Could you reproduce every record below exactly as written?

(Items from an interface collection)
- Opening Delimiter -

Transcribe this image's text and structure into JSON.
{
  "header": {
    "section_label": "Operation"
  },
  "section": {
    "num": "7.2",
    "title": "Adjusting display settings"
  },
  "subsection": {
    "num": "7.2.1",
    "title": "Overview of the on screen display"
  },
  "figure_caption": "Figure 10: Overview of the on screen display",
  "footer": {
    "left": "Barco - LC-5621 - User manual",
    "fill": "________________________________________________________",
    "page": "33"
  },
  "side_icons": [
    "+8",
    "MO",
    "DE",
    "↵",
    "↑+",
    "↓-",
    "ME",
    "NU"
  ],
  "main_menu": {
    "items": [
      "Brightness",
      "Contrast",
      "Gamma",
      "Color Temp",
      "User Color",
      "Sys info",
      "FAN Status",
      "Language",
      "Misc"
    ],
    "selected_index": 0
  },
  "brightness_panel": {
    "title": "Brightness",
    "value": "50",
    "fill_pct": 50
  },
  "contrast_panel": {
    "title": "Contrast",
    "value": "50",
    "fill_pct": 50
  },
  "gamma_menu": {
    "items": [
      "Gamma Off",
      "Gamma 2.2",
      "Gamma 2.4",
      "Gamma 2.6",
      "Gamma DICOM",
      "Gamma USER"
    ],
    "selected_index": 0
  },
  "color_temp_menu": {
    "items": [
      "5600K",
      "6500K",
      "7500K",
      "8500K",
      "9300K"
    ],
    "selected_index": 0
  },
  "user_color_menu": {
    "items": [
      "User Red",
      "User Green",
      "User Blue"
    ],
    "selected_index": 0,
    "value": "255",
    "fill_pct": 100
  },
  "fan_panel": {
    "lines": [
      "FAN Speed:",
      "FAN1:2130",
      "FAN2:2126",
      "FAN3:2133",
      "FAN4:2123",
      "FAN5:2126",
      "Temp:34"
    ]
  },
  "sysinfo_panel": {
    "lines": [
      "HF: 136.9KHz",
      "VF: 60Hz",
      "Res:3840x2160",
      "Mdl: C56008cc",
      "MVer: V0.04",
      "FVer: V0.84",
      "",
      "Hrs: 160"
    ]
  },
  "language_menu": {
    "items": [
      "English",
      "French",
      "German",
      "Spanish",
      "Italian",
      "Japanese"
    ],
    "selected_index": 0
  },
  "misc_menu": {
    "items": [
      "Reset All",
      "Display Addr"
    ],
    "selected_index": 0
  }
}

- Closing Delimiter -

**Task solution:**
Transcribe this image's text and structure into JSON.
{
  "header": {
    "section_label": "Operation"
  },
  "section": {
    "num": "7.2",
    "title": "Adjusting display settings"
  },
  "subsection": {
    "num": "7.2.1",
    "title": "Overview of the on screen display"
  },
  "figure_caption": "Figure 10: Overview of the on screen display",
  "footer": {
    "left": "Barco - LC-5621 - User manual",
    "fill": "________________________________________________________",
    "page": "33"
  },
  "side_icons": [
    "+8",
    "MO",
    "DE",
    "↵",
    "↑+",
    "↓-",
    "ME",
    "NU"
  ],
  "main_menu": {
    "items": [
      "Brightness",
      "Contrast",
      "Gamma",
      "Color Temp",
      "User Color",
      "Sys info",
      "FAN Status",
      "Language",
      "Misc"
    ],
    "selected_index": 0
  },
  "brightness_panel": {
    "title": "Brightness",
    "value": "50",
    "fill_pct": 50
  },
  "contrast_panel": {
    "title": "Contrast",
    "value": "50",
    "fill_pct": 50
  },
  "gamma_menu": {
    "items": [
      "Gamma Off",
      "Gamma 2.2",
      "Gamma 2.4",
      "Gamma 2.6",
      "Gamma DICOM",
      "Gamma USER"
    ],
    "selected_index": 0
  },
  "color_temp_menu": {
    "items": [
      "5600K",
      "6500K",
      "7500K",
      "8500K",
      "9300K"
    ],
    "selected_index": 0
  },
  "user_color_menu": {
    "items": [
      "User Red",
      "User Green",
      "User Blue"
    ],
    "selected_index": 0,
    "value": "255",
    "fill_pct": 100
  },
  "fan_panel": {
    "lines": [
      "FAN Speed:",
      "FAN1:2130",
      "FAN2:2126",
      "FAN3:2133",
      "FAN4:2123",
      "FAN5:2126",
      "Temp:34"
    ]
  },
  "sysinfo_panel": {
    "lines": [
      "HF: 136.9KHz",
      "VF: 60Hz",
      "Res:3840x2160",
      "Mdl: C56008cc",
      "MVer: V0.04",
      "FVer: V0.84",
      "",
      "Hrs: 160"
    ]
  },
  "language_menu": {
    "items": [
      "English",
      "French",
      "German",
      "Spanish",
      "Italian",
      "Japanese"
    ],
    "selected_index": 0
  },
  "misc_menu": {
    "items": [
      "Reset All",
      "Display Addr"
    ],
    "selected_index": 0
  }
}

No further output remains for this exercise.